Dismissing a complaint as untimely based on a Rule 12(b)(6) motion "is an unusual step, since a complaint need not anticipate and overcome affirmative defenses, such as the statute of limitations." Cancer Found., Inc. v. Cerberus Capital Mgmt., LP, 559 F.3d 671, 674 (7th Cir.2009); accord Xechem, Inc. v. Bristol-Myers Squibb Co., 372 F.3d 899, 901 (7th Cir.2004); Clark v. City of Braidwood, 318 F.3d 764, 767 (7th Cir.2003). A complaint can be dismissed as untimely at the pleadings stage only when the plaintiff pleads himself out of court by alleging facts sufficient to establish the complaint's tardiness. See, e.g., Xechem, Inc. v. Bristol-Myers Squibb Co., 372 F.3d at 901.
In determining when an FDCPA violation occurred, the court looks to "the specific violations alleged." Jones v. U.S. Bank Nat. Ass'n, No. 10 C 0008, 2011 WL 814901, at *3 (N.D. Ill. Feb 25, 2011) (citing 15 U.S.C. § 1692k(d)). When, as here, the alleged violation - defendants' attempt to collect interest that was waived by the original creditor - arises out of a collections lawsuit, the statute of limitations begins to run when the collection action is filed or, at the latest, when the complaint and summons are served. See Serna v. Law Office of Joseph Onwuteaka, P.C., 732 F.3d 440, 446 (5th Cir.2013) (limitations period begins upon service of process); Johnson v. Riddle, 305 F.3d 1107, 1113 (10th Cir.2002) (same); Naas v. Stolman, 130 F.3d 892, 893 (9th Cir.1997) (limitations period begins upon "filing of the complaint"); Lockhart v. HSBC Financial Corp., No. 13 C 9323, 2014 WL 3811002, at *9-10 (N.D. Ill. Aug. 1, 2014); Judy v. Blatt, Hasenmiller, Leibsker & Moore, LLC, No. 09 C 1226, 2010 WL 431484, at *3 (N.D.Ill. Jan. 29, 2010).
The amended complaint specifies that the underlying state collection action was filed more than one year before Mr. Wies filed his FDCPA lawsuit.
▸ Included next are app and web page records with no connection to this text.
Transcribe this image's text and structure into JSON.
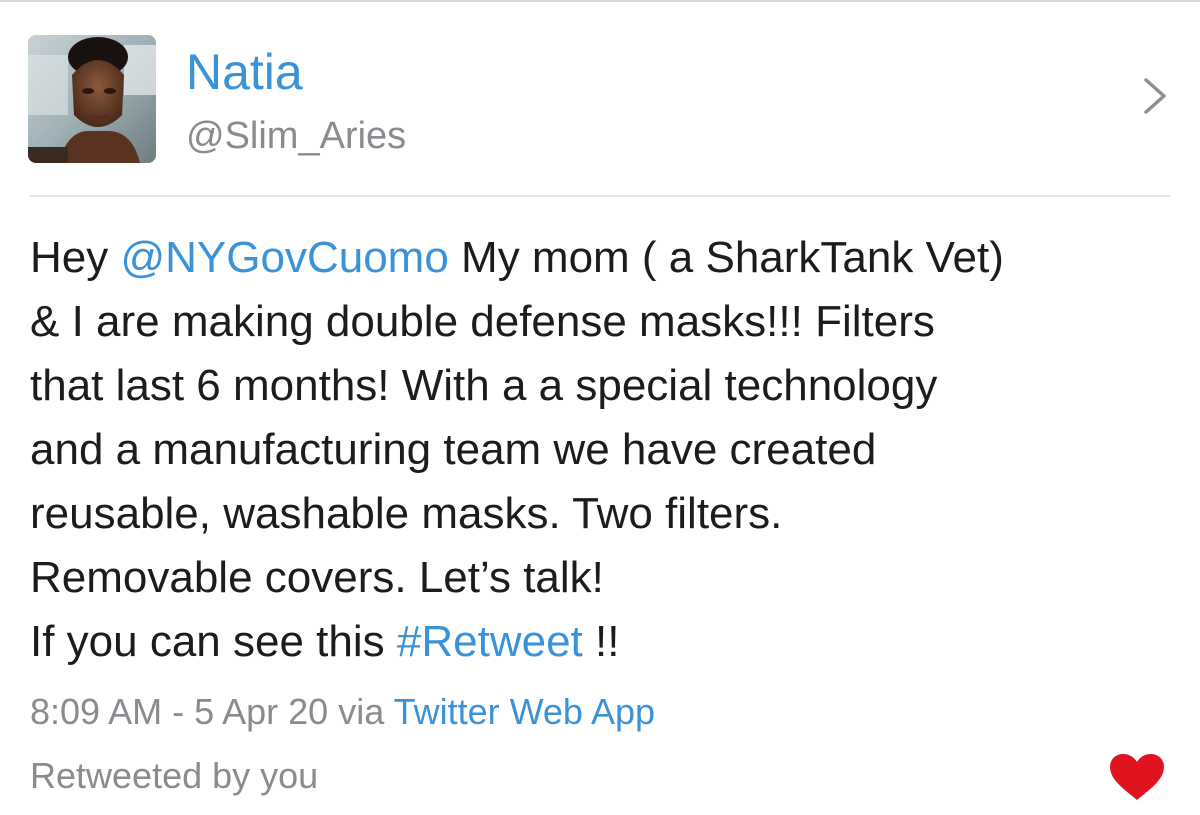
{
  "user": {
    "display_name": "Natia",
    "handle": "@Slim_Aries"
  },
  "tweet": {
    "lines": [
      [
        {
          "text": "Hey ",
          "link": false
        },
        {
          "text": "@NYGovCuomo",
          "link": true
        },
        {
          "text": " My mom ( a SharkTank Vet)",
          "link": false
        }
      ],
      [
        {
          "text": "& I are making double defense masks!!! Filters",
          "link": false
        }
      ],
      [
        {
          "text": "that last 6 months! With a a special technology",
          "link": false
        }
      ],
      [
        {
          "text": "and a manufacturing team we have created",
          "link": false
        }
      ],
      [
        {
          "text": "reusable, washable masks. Two filters.",
          "link": false
        }
      ],
      [
        {
          "text": "Removable covers. Let’s talk!",
          "link": false
        }
      ],
      [
        {
          "text": "If you can see this ",
          "link": false
        },
        {
          "text": "#Retweet",
          "link": true
        },
        {
          "text": " !!",
          "link": false
        }
      ]
    ],
    "timestamp": "8:09 AM - 5 Apr 20",
    "via_prefix": " via ",
    "source": "Twitter Web App"
  },
  "status": {
    "retweeted_label": "Retweeted by you",
    "liked": true
  },
  "icons": {
    "chevron": "chevron-right-icon",
    "heart": "heart-icon"
  },
  "colors": {
    "link": "#3a93d8",
    "text": "#1c1c1e",
    "muted": "#8a8a8f",
    "heart": "#e0141e",
    "divider": "#e2e2e6"
  }
}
To the extent he contends that the motion for summary judgment and supporting documentation were new and distinct violations and that the statute of limitation didn't begin to run until they were filed and served in May 2014, his argument in unsupported and unavailing. Mr. Wies cites no relevant authority to support the proposition that each proceeding in the state collection action amounted to a new FDCPA violation. Continuing to prosecute a collection action isn't a discrete debt collection activity sufficient to toll or restart the statute of limitations. See Baker v. Midland Funding, LLC, 2014 WL 345686, at *2 (N.D. Ill. Jan. 30, 2014); Jones v. U.S. Bank Nat'l Ass'n, 2011 WL 814901, at *2-3 (N.D. Ill. Feb. 25, 2011); Judy v. Blatt, Hasenmiller, Leibsker & Moore LLC, 2010 WL 431484, at *4 (N.D.Ill. Jan.29, 2010); Woods v. Wells Fargo Fin. Bank, 2010 WL 4629905, at *3 (S.D.Ind. Nov.4, 2010); Calka v. Kucker, Kraus & Bruh, LLP, No. 98 Civ. 0990(RWS), 1998 WL 437151, at *3 (S.D.N.Y. Aug.3, 1998).
It's evident from the facts alleged in Mr. Wies's amended complaint that he was on notice of the alleged FDCPA violation when the state collection action was filed and/or served in January 2013. That is then the violation accrued. The complaint was filed on June 13, 2014, more than one year after the violation.
Accordingly, the one-year period of limitations in 15 U.S.C. § 1692k(d) bars Mr. Wies's FDCPA claims against the defendants. The defendants' motion to dismiss the complaint [Doc. No. 16] is GRANTED; and the February 11, 2015 scheduling conference is VACATED.